▶ _Required action_: In the records below, the lines from the one containing "Parse this screenshot: output" through the last are to be reproduced exactly and alone.

▶ _Materials provided_:

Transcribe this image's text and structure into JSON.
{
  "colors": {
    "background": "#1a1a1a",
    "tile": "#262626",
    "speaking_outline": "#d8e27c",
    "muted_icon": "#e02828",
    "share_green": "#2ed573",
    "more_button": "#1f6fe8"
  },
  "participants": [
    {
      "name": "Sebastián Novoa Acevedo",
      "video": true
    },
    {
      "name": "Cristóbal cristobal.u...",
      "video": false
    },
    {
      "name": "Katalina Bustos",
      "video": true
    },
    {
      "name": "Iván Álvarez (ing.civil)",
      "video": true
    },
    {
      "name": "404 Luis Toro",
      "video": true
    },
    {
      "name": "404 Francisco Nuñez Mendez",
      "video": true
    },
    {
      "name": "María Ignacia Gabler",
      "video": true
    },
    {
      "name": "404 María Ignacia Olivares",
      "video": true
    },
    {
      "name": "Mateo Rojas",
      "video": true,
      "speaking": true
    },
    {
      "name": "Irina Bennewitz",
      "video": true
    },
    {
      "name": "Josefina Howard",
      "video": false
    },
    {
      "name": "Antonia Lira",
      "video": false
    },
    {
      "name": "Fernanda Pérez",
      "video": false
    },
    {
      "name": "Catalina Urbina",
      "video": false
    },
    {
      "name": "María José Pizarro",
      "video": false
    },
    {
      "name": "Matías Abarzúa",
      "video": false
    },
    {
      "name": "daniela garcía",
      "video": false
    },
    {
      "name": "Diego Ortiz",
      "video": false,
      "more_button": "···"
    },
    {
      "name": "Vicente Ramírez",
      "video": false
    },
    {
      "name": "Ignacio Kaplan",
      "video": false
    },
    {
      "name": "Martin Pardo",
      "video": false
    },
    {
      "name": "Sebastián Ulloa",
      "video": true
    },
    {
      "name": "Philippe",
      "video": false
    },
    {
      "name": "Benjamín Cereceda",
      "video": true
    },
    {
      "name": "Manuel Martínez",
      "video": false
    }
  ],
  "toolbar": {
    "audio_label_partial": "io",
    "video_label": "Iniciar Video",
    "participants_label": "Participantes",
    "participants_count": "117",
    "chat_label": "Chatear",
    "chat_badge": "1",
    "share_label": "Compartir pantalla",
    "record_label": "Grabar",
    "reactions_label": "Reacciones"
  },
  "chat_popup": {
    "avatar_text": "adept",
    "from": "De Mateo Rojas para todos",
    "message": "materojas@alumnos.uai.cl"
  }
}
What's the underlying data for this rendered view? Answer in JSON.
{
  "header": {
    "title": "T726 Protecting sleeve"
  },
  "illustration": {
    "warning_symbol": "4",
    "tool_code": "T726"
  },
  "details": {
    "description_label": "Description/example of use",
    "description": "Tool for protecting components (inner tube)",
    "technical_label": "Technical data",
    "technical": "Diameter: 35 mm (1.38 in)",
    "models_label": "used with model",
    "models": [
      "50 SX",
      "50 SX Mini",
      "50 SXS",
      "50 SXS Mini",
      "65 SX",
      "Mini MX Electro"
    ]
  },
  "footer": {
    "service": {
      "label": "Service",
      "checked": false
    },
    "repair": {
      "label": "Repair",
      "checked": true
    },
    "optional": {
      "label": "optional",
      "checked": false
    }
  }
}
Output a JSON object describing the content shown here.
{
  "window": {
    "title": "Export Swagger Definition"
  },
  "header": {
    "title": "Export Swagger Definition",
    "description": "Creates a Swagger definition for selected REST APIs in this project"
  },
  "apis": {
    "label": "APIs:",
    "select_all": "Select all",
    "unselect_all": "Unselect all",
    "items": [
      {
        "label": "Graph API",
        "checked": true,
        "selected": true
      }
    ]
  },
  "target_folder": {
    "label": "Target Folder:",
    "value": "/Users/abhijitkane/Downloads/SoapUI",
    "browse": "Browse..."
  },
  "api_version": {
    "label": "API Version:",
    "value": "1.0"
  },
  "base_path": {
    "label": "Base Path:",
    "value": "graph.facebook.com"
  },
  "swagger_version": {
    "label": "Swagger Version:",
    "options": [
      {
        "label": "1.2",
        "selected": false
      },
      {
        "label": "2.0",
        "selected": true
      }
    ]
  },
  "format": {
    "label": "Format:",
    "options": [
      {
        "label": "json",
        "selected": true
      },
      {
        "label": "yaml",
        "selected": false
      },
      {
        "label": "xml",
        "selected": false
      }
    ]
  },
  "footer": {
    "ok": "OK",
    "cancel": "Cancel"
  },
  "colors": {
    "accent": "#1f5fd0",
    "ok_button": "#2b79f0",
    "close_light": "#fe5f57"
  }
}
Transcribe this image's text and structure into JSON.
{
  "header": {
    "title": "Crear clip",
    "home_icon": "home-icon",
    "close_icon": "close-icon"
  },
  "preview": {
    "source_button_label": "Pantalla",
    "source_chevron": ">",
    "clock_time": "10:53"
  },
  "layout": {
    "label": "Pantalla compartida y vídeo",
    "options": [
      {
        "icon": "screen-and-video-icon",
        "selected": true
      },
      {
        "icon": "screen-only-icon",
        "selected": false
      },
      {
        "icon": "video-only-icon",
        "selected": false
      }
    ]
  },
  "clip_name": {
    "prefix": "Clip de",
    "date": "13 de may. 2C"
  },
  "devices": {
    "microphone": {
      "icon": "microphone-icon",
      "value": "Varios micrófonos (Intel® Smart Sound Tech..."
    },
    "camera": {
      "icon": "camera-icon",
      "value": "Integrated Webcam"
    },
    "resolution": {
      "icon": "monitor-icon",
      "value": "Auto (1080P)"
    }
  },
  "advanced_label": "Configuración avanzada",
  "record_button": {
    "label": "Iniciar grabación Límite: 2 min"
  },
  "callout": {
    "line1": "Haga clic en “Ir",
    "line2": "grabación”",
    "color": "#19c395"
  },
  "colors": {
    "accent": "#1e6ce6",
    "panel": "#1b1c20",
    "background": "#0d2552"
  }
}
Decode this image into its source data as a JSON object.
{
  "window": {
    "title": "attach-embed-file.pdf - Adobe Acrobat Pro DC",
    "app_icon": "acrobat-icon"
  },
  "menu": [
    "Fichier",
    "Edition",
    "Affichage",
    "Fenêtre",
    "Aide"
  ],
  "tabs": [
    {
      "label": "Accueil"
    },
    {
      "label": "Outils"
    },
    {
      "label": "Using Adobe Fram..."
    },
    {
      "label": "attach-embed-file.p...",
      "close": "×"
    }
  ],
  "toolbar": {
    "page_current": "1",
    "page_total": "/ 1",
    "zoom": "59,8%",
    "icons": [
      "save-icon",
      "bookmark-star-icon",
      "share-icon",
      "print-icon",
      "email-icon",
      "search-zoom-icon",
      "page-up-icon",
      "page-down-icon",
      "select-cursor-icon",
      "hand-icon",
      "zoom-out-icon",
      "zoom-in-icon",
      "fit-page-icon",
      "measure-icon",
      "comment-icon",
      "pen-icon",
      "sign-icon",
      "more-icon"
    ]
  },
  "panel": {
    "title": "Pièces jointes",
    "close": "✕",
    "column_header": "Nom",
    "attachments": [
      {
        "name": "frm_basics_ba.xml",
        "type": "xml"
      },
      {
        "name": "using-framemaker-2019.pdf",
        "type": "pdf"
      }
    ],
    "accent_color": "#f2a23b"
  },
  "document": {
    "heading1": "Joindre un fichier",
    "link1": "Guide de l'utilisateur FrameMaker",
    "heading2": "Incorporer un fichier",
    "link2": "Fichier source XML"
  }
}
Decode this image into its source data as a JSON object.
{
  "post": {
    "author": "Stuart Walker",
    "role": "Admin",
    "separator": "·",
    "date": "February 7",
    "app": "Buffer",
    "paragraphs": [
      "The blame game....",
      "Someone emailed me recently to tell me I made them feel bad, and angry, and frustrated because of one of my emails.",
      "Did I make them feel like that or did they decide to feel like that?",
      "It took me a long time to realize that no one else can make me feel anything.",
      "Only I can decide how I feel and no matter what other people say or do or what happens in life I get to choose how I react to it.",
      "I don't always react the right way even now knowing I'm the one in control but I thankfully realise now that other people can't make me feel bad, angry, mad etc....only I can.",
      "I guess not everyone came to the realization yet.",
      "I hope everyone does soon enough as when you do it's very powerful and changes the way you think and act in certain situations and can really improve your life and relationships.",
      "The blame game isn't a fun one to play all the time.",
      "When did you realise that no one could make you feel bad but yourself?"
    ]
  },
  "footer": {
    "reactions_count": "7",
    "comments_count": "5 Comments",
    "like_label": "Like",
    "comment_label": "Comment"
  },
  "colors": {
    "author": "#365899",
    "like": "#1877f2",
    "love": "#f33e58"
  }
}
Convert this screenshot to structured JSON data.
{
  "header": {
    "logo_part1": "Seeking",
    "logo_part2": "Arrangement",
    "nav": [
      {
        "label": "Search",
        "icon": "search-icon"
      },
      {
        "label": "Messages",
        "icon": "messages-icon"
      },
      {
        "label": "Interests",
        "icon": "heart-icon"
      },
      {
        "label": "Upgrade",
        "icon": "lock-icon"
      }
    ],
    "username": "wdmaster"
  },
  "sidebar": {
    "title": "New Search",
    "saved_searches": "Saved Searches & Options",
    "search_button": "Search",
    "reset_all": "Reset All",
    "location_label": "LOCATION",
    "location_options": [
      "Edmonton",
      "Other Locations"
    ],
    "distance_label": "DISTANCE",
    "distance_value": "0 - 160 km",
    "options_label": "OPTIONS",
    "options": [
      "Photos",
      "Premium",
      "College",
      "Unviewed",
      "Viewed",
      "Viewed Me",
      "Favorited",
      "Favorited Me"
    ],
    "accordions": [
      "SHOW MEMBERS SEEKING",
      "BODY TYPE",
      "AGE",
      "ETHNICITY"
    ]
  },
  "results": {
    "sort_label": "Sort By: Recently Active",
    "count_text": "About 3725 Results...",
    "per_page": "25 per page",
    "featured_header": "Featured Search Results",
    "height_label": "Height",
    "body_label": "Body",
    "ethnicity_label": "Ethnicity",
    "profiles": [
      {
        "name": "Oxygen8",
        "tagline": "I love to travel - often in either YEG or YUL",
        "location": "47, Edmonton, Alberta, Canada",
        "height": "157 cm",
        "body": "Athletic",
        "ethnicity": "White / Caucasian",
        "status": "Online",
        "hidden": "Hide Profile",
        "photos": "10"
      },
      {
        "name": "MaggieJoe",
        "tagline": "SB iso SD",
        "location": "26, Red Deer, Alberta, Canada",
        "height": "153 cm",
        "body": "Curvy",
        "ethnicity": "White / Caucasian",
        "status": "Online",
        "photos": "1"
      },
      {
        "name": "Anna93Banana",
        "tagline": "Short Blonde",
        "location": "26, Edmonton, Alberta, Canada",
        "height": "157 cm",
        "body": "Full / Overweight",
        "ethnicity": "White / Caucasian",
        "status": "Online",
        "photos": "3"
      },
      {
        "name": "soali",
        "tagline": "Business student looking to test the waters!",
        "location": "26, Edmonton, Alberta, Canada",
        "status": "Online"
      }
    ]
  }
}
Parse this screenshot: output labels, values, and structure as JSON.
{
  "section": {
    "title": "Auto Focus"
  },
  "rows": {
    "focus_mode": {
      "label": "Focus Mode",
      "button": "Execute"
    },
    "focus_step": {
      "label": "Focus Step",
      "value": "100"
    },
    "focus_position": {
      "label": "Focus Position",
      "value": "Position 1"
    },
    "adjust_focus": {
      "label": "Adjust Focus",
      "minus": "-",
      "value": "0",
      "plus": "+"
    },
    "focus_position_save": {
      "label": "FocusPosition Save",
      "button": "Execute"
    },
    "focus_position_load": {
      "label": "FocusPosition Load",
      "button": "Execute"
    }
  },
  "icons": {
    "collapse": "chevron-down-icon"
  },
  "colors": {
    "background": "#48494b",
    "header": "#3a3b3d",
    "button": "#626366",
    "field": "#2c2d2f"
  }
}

▶ _Answer space_:
Parse this screenshot: output labels, values, and structure as JSON.
{
  "section": {
    "title": "Auto Focus"
  },
  "rows": {
    "focus_mode": {
      "label": "Focus Mode",
      "button": "Execute"
    },
    "focus_step": {
      "label": "Focus Step",
      "value": "100"
    },
    "focus_position": {
      "label": "Focus Position",
      "value": "Position 1"
    },
    "adjust_focus": {
      "label": "Adjust Focus",
      "minus": "-",
      "value": "0",
      "plus": "+"
    },
    "focus_position_save": {
      "label": "FocusPosition Save",
      "button": "Execute"
    },
    "focus_position_load": {
      "label": "FocusPosition Load",
      "button": "Execute"
    }
  },
  "icons": {
    "collapse": "chevron-down-icon"
  },
  "colors": {
    "background": "#48494b",
    "header": "#3a3b3d",
    "button": "#626366",
    "field": "#2c2d2f"
  }
}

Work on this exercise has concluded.